All of the above information based on my actual DNA testing is very consistent with the results of my own "old school" research in tracing my family tree.   I have discovered that I have a significant amount of Scottish ancestry, some Irish ancestry, and deep roots in the rest of Northwestern Europe. I am aware from my research that I have lots of German and Swiss ancestry on the maternal side of my tree, as well as some French.   My paternal ancestors were mostly English, Scottish, and Irish with a sprinkling of French. 

Tuesday, May 19, 2015

Tombstone Tuesday: Charles Drumm (1917 - 1928)

Copyright 2015, The Hopelessly Hooked Genealogist (B. Harrison)

          Charles Drumm        
Born: 1 September 1917, St Louis, Missouri
Died: 3 July 1928. Cape Girardeau, Missouri
(photo by Andrew, Find A Grave volunteer)

This post is to memorialize a cousin I never met, who only made to age (almost) 11 years.  Some of the following information is from the Find A Grave Memorial page that I personally created for Charles. (Find A Grave Memorial #46995296).  His story is based on oral family history shared with me by my Dad, a newspaper obituary, and a Missouri death certificate.

Charles Drumm was the son of Edna Katherine Harrison Drumm Loraine (my paternal aunt) and her first husband, T. J. Drumm. He was the grandson of John P. Harrison and Susan Allen Harrison. He was the great-grandson of John Milton Harrison and Mary Jane Coppedge Harrison.

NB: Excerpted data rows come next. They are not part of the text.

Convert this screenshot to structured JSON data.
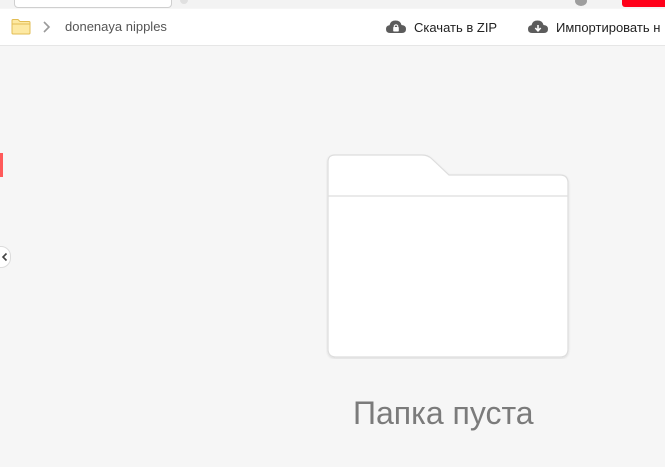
{
  "breadcrumb": {
    "folder_icon": "folder-icon",
    "separator_icon": "chevron-right-icon",
    "current": "donenaya nipples"
  },
  "toolbar": {
    "download_zip": {
      "icon": "cloud-lock-icon",
      "label": "Скачать в ZIP"
    },
    "import": {
      "icon": "cloud-download-icon",
      "label": "Импортировать н"
    }
  },
  "sidebar": {
    "collapse_icon": "chevron-left-icon"
  },
  "empty_state": {
    "illustration": "empty-folder-icon",
    "message": "Папка пуста"
  },
  "colors": {
    "accent_red": "#ff0019",
    "folder_yellow": "#fde9a3",
    "folder_stroke": "#e9c766",
    "text_primary": "#222222",
    "text_secondary": "#555555",
    "empty_text": "#7b7b7b"
  }
}
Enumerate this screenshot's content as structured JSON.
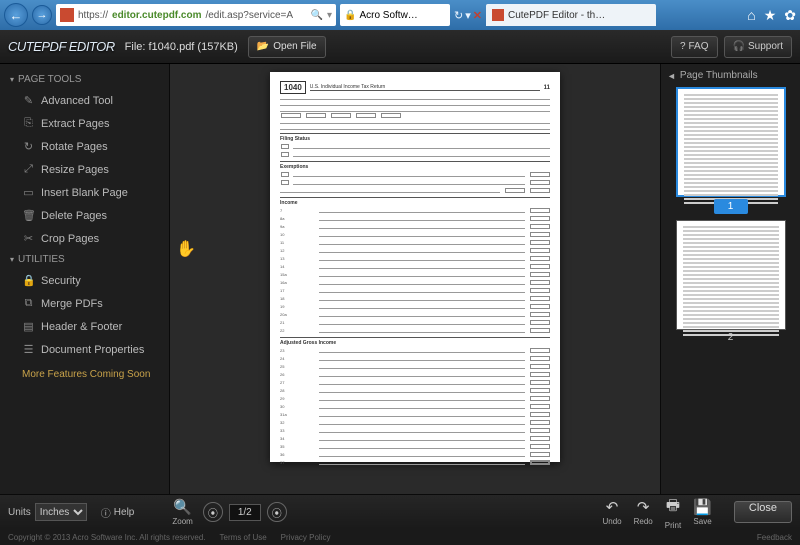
{
  "browser": {
    "url_prefix": "https://",
    "url_host": "editor.cutepdf.com",
    "url_path": "/edit.asp?service=A",
    "search_tab": "Acro Softw…",
    "tab_title": "CutePDF Editor - th…"
  },
  "header": {
    "logo": "CUTEPDF EDITOR",
    "file_label": "File: f1040.pdf (157KB)",
    "open_file": "Open File",
    "faq": "FAQ",
    "support": "Support"
  },
  "sidebar": {
    "section1": "PAGE TOOLS",
    "items1": [
      {
        "icon": "✎",
        "label": "Advanced Tool"
      },
      {
        "icon": "⎘",
        "label": "Extract Pages"
      },
      {
        "icon": "↻",
        "label": "Rotate Pages"
      },
      {
        "icon": "⤢",
        "label": "Resize Pages"
      },
      {
        "icon": "▭",
        "label": "Insert Blank Page"
      },
      {
        "icon": "🗑",
        "label": "Delete Pages"
      },
      {
        "icon": "✂",
        "label": "Crop Pages"
      }
    ],
    "section2": "UTILITIES",
    "items2": [
      {
        "icon": "🔒",
        "label": "Security"
      },
      {
        "icon": "⧉",
        "label": "Merge PDFs"
      },
      {
        "icon": "▤",
        "label": "Header & Footer"
      },
      {
        "icon": "☰",
        "label": "Document Properties"
      }
    ],
    "coming": "More Features Coming Soon"
  },
  "document": {
    "form_number": "1040",
    "form_title": "U.S. Individual Income Tax Return",
    "filing_status": "Filing Status",
    "exemptions": "Exemptions",
    "income": "Income",
    "adjusted": "Adjusted Gross Income"
  },
  "thumbnails": {
    "header": "Page Thumbnails",
    "pages": [
      "1",
      "2"
    ]
  },
  "bottom": {
    "units_label": "Units",
    "units_value": "Inches",
    "help": "Help",
    "zoom": "Zoom",
    "page_current": "1/2",
    "undo": "Undo",
    "redo": "Redo",
    "print": "Print",
    "save": "Save",
    "close": "Close"
  },
  "footer": {
    "copyright": "Copyright © 2013 Acro Software Inc. All rights reserved.",
    "terms": "Terms of Use",
    "privacy": "Privacy Policy",
    "feedback": "Feedback"
  }
}
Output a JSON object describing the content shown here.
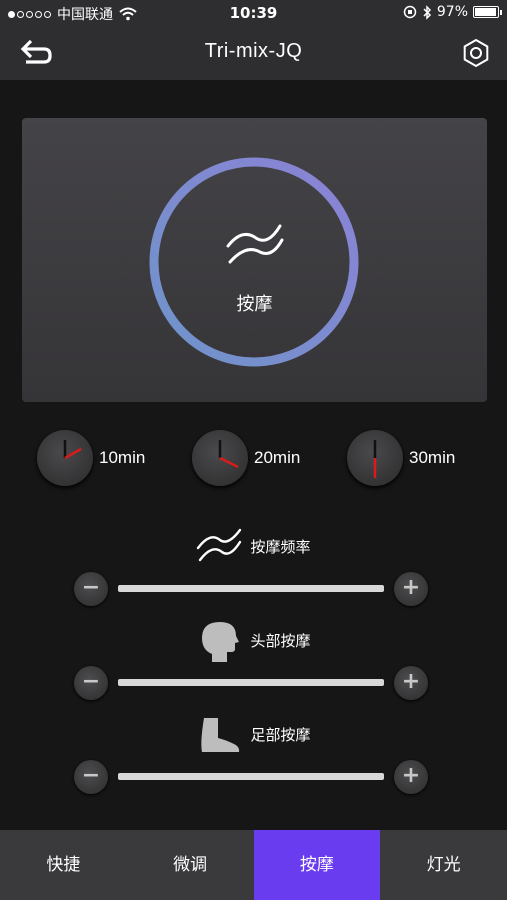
{
  "status_bar": {
    "carrier": "中国联通",
    "time": "10:39",
    "battery_text": "97%",
    "battery_level": 0.97,
    "signal_bars_filled": 1,
    "signal_bars_total": 5
  },
  "header": {
    "title": "Tri-mix-JQ",
    "back_icon": "back-arrow-icon",
    "settings_icon": "gear-icon"
  },
  "mode": {
    "label": "按摩",
    "icon": "massage-waves-icon"
  },
  "timers": [
    {
      "label": "10min",
      "icon": "clock-icon"
    },
    {
      "label": "20min",
      "icon": "clock-icon"
    },
    {
      "label": "30min",
      "icon": "clock-icon"
    }
  ],
  "controls": [
    {
      "label": "按摩频率",
      "icon": "massage-waves-icon"
    },
    {
      "label": "头部按摩",
      "icon": "head-icon"
    },
    {
      "label": "足部按摩",
      "icon": "foot-icon"
    }
  ],
  "tabs": [
    {
      "label": "快捷",
      "active": false
    },
    {
      "label": "微调",
      "active": false
    },
    {
      "label": "按摩",
      "active": true
    },
    {
      "label": "灯光",
      "active": false
    }
  ],
  "colors": {
    "accent": "#6a3cf0",
    "clock_hand": "#d81b1b",
    "ring_start": "#6f94c9",
    "ring_end": "#8b82d6"
  }
}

Charles was my dad Marvin's nephew, being the child of Marvin's older sister Edna.  Charles and Marvin were close to the same age and playmates. Charles was thus my first cousin, though he was born and died decades before I was born. 

Charles died tragically from accidental drowning shortly before his 11th birthday. He attended a family-community holiday picnic on July 3rd, 1928 at Apple Creek, Cape Girardeau, Missouri. Some of his cousins and other children (including my own Dad) went to play at a pond of water by the dam at the mill. Charles was unable to swim, as were most of the other children in attendance that fateful day. Charles was either wading or fell in the deep water, and was pulled under by the currents. He struggled briefly, but there was no one within reach who could swim and rescue him in time. Someone threw him something to grab onto to try to float with, probably a piece of driftwood, but by then it was too late. My Dad was haunted his entire life by the memory of seeing only Charles' one hand grasping and thrashing above the water for something, anything....and then it slowly faded and the water was still.

Charles Drumm's obituary was published in the St. Louis Post-Dispatch, page 23, July 5, 1928 . Stubbs Mortuary in Chaffee, MO handled final arrangements.  He is buried at Saint Ferdinand Cemetery in Hazelwood, St. Louis County, Missouri.  

Rest In Peace, young Charles.  Below is his death certificate:

Tragedy was to befall much of the rest of Charles' immediate family as well.  His step-father Joseph B. Loraine, Edna's 2nd husband, was electrocuted by lightning; his only sibling, a half-brother John B. Loraine was killed in WWII; and his mother Edna died of Leukemia. My research to date has been unable to determine what happened to his biological father, T. J. Drumm. That may be another line in the tree to pursue "some day" to solve yet another mystery.